Which is why New Zealanders are actually supremely indifferent to swine flu this morning and so we should be. We've seen this Chicken Little act before from health bureaucrats and lazy journos and it's never amounted to anything. Ever. Which is why we are indifferent and we are bored, and we have good reason to be.

Of course, new Health Minister Tony Ryall has enjoyed this opportunity to impress his conscientiousness upon the body politic. Crises like this are political manna from heaven: you're not to blame and you still get the headlines. It's the perfect political issue.

And the only negative thus far is that it took three extra days to get the key samples to Melbourne, but hey, no one died. And plenty of people are now quarantined and enjoying the opportunity to hone their Scrabble skills or surf internet porn. Hell of an excuse not to make work.

Even West Coast mayor Tony Kokshoorn was quarantined because he talked to a girl who danced with a man who had a brother who ate a pork rind. Once.

Although the Tamiflu invitation seems quixotically odd. If you think you might have symptoms and you need relief, then apparently you head for the chemist with a spare seventy bucks. Best if you travel on a bus, take a detour to McDonald's and glad-hand all your friends on the way. Not.

Ad Feedback
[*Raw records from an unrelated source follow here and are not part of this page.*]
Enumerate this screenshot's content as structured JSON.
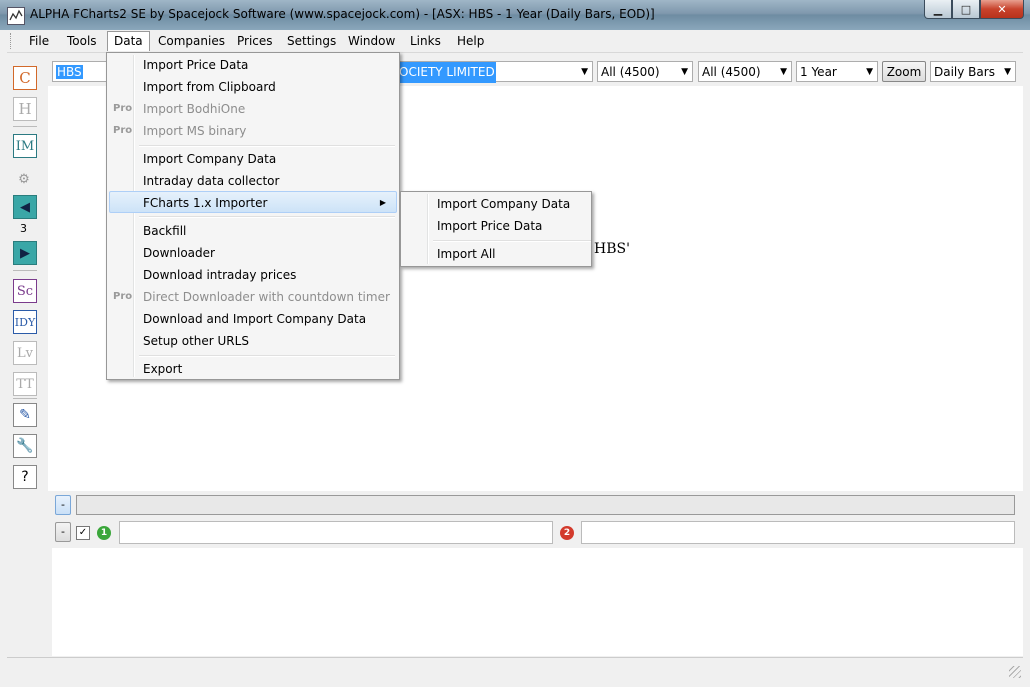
{
  "window": {
    "title": "ALPHA FCharts2 SE by Spacejock Software (www.spacejock.com) - [ASX: HBS - 1 Year (Daily Bars, EOD)]",
    "minimize": "▁",
    "maximize": "□",
    "close": "✕"
  },
  "menubar": [
    "File",
    "Tools",
    "Data",
    "Companies",
    "Prices",
    "Settings",
    "Window",
    "Links",
    "Help"
  ],
  "left_toolbar": {
    "c": "C",
    "h": "H",
    "im": "IM",
    "page_number": "3",
    "sc": "Sc",
    "idy": "IDY",
    "lv": "Lv",
    "tt": "TT",
    "help": "?"
  },
  "toolbar": {
    "ticker": "HBS",
    "company": "OCIETY LIMITED",
    "filter1": "All (4500)",
    "filter2": "All (4500)",
    "period": "1 Year",
    "zoom": "Zoom",
    "bars": "Daily Bars"
  },
  "main": {
    "message_fragment": "HBS'"
  },
  "bottom": {
    "collapse1": "-",
    "collapse2": "-",
    "marker1": "1",
    "marker2": "2"
  },
  "data_menu": {
    "items": [
      {
        "label": "Import Price Data",
        "pro": "",
        "enabled": true
      },
      {
        "label": "Import from Clipboard",
        "pro": "",
        "enabled": true
      },
      {
        "label": "Import BodhiOne",
        "pro": "Pro",
        "enabled": false
      },
      {
        "label": "Import MS binary",
        "pro": "Pro",
        "enabled": false
      },
      {
        "label": "Import Company Data",
        "pro": "",
        "enabled": true
      },
      {
        "label": "Intraday data collector",
        "pro": "",
        "enabled": true
      },
      {
        "label": "FCharts 1.x Importer",
        "pro": "",
        "enabled": true,
        "submenu": true
      },
      {
        "label": "Backfill",
        "pro": "",
        "enabled": true
      },
      {
        "label": "Downloader",
        "pro": "",
        "enabled": true
      },
      {
        "label": "Download intraday prices",
        "pro": "",
        "enabled": true
      },
      {
        "label": "Direct Downloader with countdown timer",
        "pro": "Pro",
        "enabled": false
      },
      {
        "label": "Download and Import Company Data",
        "pro": "",
        "enabled": true
      },
      {
        "label": "Setup other URLS",
        "pro": "",
        "enabled": true
      },
      {
        "label": "Export",
        "pro": "",
        "enabled": true
      }
    ]
  },
  "submenu": {
    "items": [
      "Import Company Data",
      "Import Price Data",
      "Import All"
    ]
  },
  "colors": {
    "selection": "#3399ff",
    "menu_highlight": "#cde3f8",
    "marker_green": "#3aa63a",
    "marker_red": "#d33a2c"
  }
}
And yet isn't that the flu? You infect half of humankind on your way to work, share your saliva, spittle and other bodily fluids and still don't go to jail. The only thing that makes this current strain slightly odd is that pigs can give it to you. Which has upset pork farmers everywhere because the last publicity they need is that bacon can kill you.

To make things worse, both Israel and its Islamic neighbours are so offended that swine flu is affecting their populations, that they've renamed it "Mexican flu". I kid you not: the shame of catching this virus from an unclean animal might actually mitigate against anyone seeking medical treatment. Egypt has slaughtered its entire pig population. Like they needed an excuse. And proving that all that sand does send you mad after all.

Although not as mad as the morally unctuous. The London Times decided that some moral instruction was necessary in the light of this latest minor health blip, and published articles condemning the process of battery farming pigs. And hens. And any other animal that should be breathing free and gamboling through arcadian meadows. Just before we eat it.

But the real problem here is the media crying not so much "Wolf!" as "Wolf, on P, and carrying a Glock!" Any sense of proportion was lost in the first nano-second of realisation that there might be something new and nasty on its way. I'm not aware of any new strain of an influenza virus that does not fit such a criteria: but this press push to panic is something else again.

It's like medical authorities trying to scare parents not to share beds with their children. Yes, some drunk, drugged insensate mums do roll over and asphyxiate their kids, but most of us don't. This natural bonding process between breast-feeding mum and infant is portrayed as akin to child abuse.

Which is why medical authorities and the media need to get a grip. Their insane and unnatural desire to always adopt the worst-case scenario is eroding our confidence in both them and their judgement. Mexico is a dirty, dirty country, like most of the Third World. The surprise is that more people don't die from such diseases (oh yes, that's right they do, and in their droves), not that their new flu strain has stepped up globally.

So far 84 people in Mexico have lost their lives to the identified H1N1 swine virus. Any Third World disease in any week would have the same effect in that over-populated and perishingly poor place.

That said, this pathetic panic might have one effect. To promote the old-fashioned but hygienic practice of hand-washing. Which would, if properly observed, reduce health woes everywhere. Grandma was right. And the pigs amongst us would be a lot less of a contagion.

- Sunday Star Times

Special offers

Featured Promotions

Sponsored Content